• The task
In the entries below, find each line with the word "comment" and return it.

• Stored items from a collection
☆ ☆ ☆ ☆
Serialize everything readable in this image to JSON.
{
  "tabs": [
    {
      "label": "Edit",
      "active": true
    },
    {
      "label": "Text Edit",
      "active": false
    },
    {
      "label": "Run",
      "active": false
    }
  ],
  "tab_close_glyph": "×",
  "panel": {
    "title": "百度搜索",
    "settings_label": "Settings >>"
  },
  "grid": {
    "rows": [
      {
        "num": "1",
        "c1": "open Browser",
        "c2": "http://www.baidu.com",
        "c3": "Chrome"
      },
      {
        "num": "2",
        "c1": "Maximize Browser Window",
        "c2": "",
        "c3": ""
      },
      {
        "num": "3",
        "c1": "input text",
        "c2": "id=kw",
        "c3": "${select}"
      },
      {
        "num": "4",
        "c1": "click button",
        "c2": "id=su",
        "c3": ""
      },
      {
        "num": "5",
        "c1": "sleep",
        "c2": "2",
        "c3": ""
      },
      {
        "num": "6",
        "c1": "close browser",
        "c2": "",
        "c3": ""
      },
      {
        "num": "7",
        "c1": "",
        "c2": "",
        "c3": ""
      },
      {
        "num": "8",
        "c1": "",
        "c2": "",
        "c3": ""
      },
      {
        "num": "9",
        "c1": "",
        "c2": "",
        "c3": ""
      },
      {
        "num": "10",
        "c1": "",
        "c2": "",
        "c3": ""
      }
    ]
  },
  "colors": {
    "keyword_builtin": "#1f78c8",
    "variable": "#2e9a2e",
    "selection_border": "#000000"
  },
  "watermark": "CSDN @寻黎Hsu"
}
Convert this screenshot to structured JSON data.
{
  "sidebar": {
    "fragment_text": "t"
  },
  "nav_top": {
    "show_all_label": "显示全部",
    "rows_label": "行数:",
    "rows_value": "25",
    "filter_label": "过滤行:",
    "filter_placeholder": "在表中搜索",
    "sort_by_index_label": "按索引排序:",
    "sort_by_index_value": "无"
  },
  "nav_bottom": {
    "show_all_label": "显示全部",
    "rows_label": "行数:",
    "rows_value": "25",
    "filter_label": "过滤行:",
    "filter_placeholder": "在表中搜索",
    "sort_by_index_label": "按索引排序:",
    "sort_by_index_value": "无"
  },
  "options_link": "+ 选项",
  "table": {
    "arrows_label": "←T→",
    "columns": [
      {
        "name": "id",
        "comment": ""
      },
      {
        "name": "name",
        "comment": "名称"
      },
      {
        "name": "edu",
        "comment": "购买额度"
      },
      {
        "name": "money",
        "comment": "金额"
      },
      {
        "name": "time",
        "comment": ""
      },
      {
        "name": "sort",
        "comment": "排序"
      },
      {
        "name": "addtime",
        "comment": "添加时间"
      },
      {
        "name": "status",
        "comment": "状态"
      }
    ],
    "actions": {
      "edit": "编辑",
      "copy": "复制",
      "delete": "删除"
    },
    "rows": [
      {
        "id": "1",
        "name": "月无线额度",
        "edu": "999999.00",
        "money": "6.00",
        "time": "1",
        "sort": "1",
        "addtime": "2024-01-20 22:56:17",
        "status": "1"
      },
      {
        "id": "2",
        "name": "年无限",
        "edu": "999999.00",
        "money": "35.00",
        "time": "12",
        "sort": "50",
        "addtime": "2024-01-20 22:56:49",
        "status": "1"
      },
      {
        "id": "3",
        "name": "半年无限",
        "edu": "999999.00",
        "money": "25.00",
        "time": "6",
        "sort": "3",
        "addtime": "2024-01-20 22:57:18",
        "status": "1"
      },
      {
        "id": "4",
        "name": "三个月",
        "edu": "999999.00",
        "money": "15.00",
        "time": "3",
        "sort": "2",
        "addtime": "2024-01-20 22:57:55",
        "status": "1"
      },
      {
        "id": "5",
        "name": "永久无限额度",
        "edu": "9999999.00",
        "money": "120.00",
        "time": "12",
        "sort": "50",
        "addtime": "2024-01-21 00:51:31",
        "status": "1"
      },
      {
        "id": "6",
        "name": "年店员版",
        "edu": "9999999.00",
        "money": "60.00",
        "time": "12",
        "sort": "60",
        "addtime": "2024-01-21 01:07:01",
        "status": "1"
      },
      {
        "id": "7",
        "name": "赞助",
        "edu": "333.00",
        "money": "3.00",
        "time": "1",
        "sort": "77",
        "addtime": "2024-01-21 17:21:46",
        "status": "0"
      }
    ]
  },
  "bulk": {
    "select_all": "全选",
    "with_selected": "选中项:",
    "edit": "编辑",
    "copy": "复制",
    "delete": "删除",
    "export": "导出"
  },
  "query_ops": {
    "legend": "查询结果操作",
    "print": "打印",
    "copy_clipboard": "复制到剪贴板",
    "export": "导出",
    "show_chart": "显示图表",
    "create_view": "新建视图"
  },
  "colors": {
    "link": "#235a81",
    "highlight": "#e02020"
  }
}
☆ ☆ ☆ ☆
• Problem solution
        "comment": ""
        "comment": "名称"
        "comment": "购买额度"
        "comment": "金额"
        "comment": ""
        "comment": "排序"
        "comment": "添加时间"
        "comment": "状态"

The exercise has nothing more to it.